> Required work
Report only how many lines of the entries below contain the string "this".

(Web page and app entries)
········

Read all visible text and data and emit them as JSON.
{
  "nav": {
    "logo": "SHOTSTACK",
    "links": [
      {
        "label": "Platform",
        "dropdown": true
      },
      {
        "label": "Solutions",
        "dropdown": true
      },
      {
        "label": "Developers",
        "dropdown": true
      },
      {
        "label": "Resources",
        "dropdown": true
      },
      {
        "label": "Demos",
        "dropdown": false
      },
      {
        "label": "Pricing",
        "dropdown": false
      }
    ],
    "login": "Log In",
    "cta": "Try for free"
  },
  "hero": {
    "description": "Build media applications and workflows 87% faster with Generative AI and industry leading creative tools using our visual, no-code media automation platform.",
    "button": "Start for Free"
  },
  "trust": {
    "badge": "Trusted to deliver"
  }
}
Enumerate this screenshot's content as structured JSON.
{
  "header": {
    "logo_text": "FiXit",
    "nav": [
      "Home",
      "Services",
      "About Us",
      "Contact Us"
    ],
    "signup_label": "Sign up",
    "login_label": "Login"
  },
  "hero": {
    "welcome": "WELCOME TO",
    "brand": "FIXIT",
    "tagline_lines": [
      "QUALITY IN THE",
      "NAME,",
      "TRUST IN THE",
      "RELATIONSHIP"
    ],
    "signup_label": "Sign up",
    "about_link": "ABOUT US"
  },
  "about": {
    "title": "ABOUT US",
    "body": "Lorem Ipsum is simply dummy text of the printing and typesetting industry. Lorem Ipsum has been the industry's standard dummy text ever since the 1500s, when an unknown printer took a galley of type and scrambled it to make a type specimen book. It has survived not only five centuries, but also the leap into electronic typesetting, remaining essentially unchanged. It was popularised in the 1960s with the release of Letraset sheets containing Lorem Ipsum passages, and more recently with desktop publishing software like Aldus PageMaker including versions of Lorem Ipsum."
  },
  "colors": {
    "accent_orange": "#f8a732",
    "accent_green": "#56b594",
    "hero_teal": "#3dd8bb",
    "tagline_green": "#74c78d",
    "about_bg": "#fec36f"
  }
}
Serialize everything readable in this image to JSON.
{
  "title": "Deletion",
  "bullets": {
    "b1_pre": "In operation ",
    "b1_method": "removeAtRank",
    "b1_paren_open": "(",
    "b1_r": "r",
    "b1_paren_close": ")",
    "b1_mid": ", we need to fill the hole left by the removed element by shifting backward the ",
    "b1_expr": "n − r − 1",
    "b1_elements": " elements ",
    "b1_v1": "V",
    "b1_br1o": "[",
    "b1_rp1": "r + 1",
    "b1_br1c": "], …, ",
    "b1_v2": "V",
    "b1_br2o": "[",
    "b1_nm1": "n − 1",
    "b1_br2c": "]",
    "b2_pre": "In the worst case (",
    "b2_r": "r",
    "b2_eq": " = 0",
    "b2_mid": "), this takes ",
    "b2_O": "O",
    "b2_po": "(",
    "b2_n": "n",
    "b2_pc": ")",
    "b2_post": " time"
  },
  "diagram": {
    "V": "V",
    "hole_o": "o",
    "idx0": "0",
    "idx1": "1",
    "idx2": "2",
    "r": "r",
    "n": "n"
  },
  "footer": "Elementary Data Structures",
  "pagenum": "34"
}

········

> Reply
3